American Airlines Drops Bolivia, Plans New Australia Route

Jul 25, 2019

This post contains references to products from one or more of our advertisers. We may receive compensation when you click on links to those products. Terms apply to the offers listed on this page. For an explanation of our Advertising Policy, visit this page.

American Airlines will end service to Bolivia this fall, as it sees more profitable opportunities in Australia and elsewhere.

The Oneworld Alliance carrier will end its three-times weekly service to the Bolivian city of Santa Cruz (VVI) from Miami (MIA) on Nov. 27, American spokeswoman Luren Rutolo says. American operates Boeing 757-200 aircraft on the route.

The cancellation is part of American’s constant network review to ensure it serves the most profitable routes, she says.

American ended service to the Bolivian capital of La Paz in 2018. It first began service to both La Paz and Santa Cruz when it acquired Eastern Air Lines’ South American assets in 1991.

Related: Choosing the Best Credit Card for American Airlines Flyers

Outside of Bolivia, American saw strength across its Latin America franchise, said airline president Robert Isom during a second quarter earnings presentation Thursday. Brazil and Mexico were points of strength, he added.

Australia is another region where American sees opportunities. Under its newly approved joint venture with Qantas Airways, the carrier plans to announce a new route to country in the “coming months,” said Isom.

The new market will be in addition to the new service to Chicago O’Hare (ORD) and San Francisco (SFO) from Brisbane (BNE) that Qantas has already announced. In their 2018 application to U.S. regulators, American and Qantas promised to launch at least three new routes if their partnership was approved.

Related: American Airlines Gives Up on Serving China From Chicago

American and Qantas can act as essentially a single airline on routes covered under an immunized joint venture.

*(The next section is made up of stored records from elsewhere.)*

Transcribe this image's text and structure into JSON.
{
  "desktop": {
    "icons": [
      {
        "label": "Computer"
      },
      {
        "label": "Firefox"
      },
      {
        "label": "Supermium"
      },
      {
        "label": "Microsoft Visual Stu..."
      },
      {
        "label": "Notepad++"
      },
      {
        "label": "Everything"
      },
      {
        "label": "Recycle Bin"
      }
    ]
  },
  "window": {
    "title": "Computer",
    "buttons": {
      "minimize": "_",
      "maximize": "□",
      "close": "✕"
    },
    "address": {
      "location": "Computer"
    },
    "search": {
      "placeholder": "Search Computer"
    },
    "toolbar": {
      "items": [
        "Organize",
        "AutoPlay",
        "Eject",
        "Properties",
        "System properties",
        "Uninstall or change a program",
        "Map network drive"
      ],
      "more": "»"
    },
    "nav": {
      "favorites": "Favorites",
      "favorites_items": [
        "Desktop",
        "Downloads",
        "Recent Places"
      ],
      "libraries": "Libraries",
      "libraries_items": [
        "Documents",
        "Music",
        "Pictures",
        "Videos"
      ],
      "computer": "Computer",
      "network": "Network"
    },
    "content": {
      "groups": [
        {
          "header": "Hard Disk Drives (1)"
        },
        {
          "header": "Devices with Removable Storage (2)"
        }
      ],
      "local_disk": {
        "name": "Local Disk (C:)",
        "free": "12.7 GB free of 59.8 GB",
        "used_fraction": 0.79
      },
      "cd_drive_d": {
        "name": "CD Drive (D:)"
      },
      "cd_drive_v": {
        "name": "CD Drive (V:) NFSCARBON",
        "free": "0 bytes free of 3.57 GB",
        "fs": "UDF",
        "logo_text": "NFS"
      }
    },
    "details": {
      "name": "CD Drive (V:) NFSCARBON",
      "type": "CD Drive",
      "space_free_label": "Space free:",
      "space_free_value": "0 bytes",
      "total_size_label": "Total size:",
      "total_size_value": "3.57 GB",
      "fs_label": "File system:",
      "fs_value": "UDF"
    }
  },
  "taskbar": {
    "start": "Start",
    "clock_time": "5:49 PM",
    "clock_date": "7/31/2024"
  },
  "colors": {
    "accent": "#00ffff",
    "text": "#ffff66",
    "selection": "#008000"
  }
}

They can coordinate routes and schedules, jointly sell flights, and pool revenues under the partnership.

American plans to grow capacity by roughly 1.5% year-over-year in 2019, its latest guidance shows. This is half of its initial forecast for the year due primarily to the Boeing 737 MAX grounding.

Featured image courtesy of American Airlines.

Editorial Disclaimer: Opinions expressed here are the author’s alone, not those of any bank, credit card issuer, airlines or hotel chain, and have not been reviewed, approved or otherwise endorsed by any of these entities.

Disclaimer: The responses below are not provided or commissioned by the bank advertiser. Responses have not been reviewed, approved or otherwise endorsed by the bank advertiser. It is not the bank advertiser’s responsibility to ensure all posts and/or questions are answered.